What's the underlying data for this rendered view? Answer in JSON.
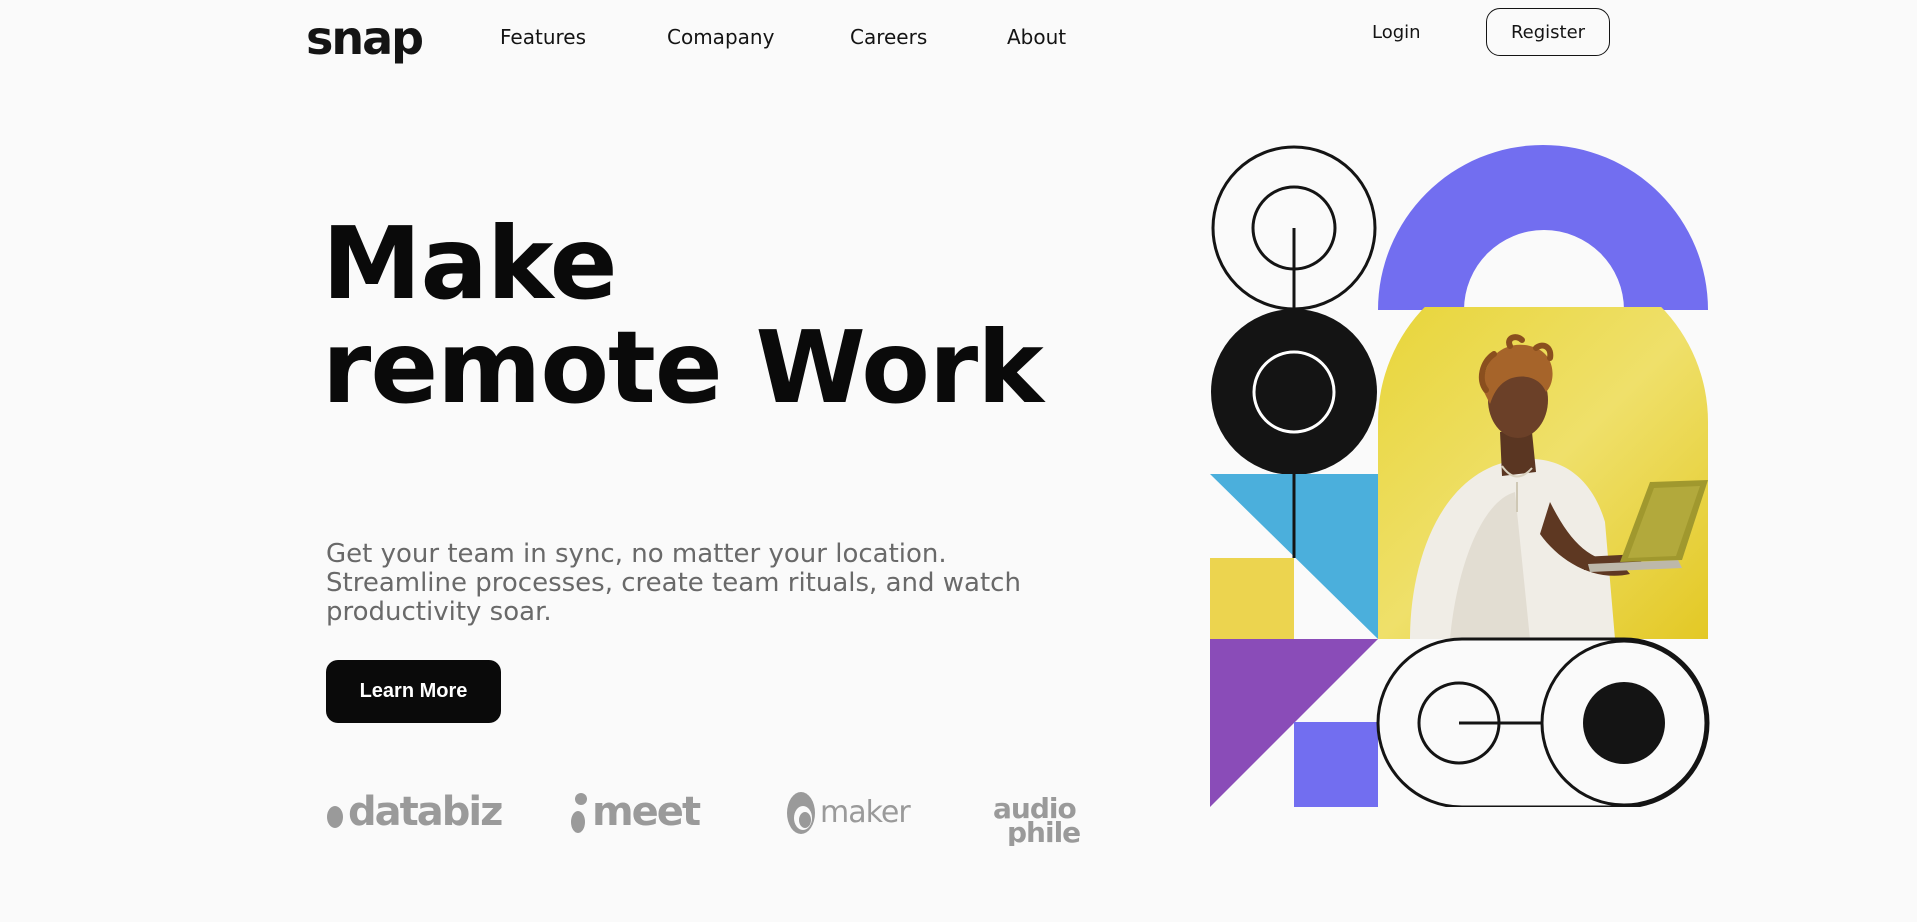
{
  "header": {
    "logo": "snap",
    "nav": [
      "Features",
      "Comapany",
      "Careers",
      "About"
    ],
    "login": "Login",
    "register": "Register"
  },
  "hero": {
    "title_line1": "Make",
    "title_line2": "remote Work",
    "subtitle": "Get your team in sync, no matter your location. Streamline processes, create team rituals, and watch productivity soar.",
    "cta": "Learn More"
  },
  "clients": [
    "databiz",
    "meet",
    "maker",
    "audiophile"
  ],
  "colors": {
    "text": "#141414",
    "muted": "#696969",
    "logo_gray": "#9a9a9a",
    "purple_blue": "#726ef0",
    "yellow": "#e9d339",
    "light_blue": "#4bafdc",
    "violet": "#8a4cb8",
    "pale_yellow": "#ecd44f"
  }
}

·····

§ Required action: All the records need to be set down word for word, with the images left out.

§ Exercise answer:
What's the underlying data for this rendered view? Answer in JSON.
{
  "header": {
    "logo": "snap",
    "nav": [
      "Features",
      "Comapany",
      "Careers",
      "About"
    ],
    "login": "Login",
    "register": "Register"
  },
  "hero": {
    "title_line1": "Make",
    "title_line2": "remote Work",
    "subtitle": "Get your team in sync, no matter your location. Streamline processes, create team rituals, and watch productivity soar.",
    "cta": "Learn More"
  },
  "clients": [
    "databiz",
    "meet",
    "maker",
    "audiophile"
  ],
  "colors": {
    "text": "#141414",
    "muted": "#696969",
    "logo_gray": "#9a9a9a",
    "purple_blue": "#726ef0",
    "yellow": "#e9d339",
    "light_blue": "#4bafdc",
    "violet": "#8a4cb8",
    "pale_yellow": "#ecd44f"
  }
}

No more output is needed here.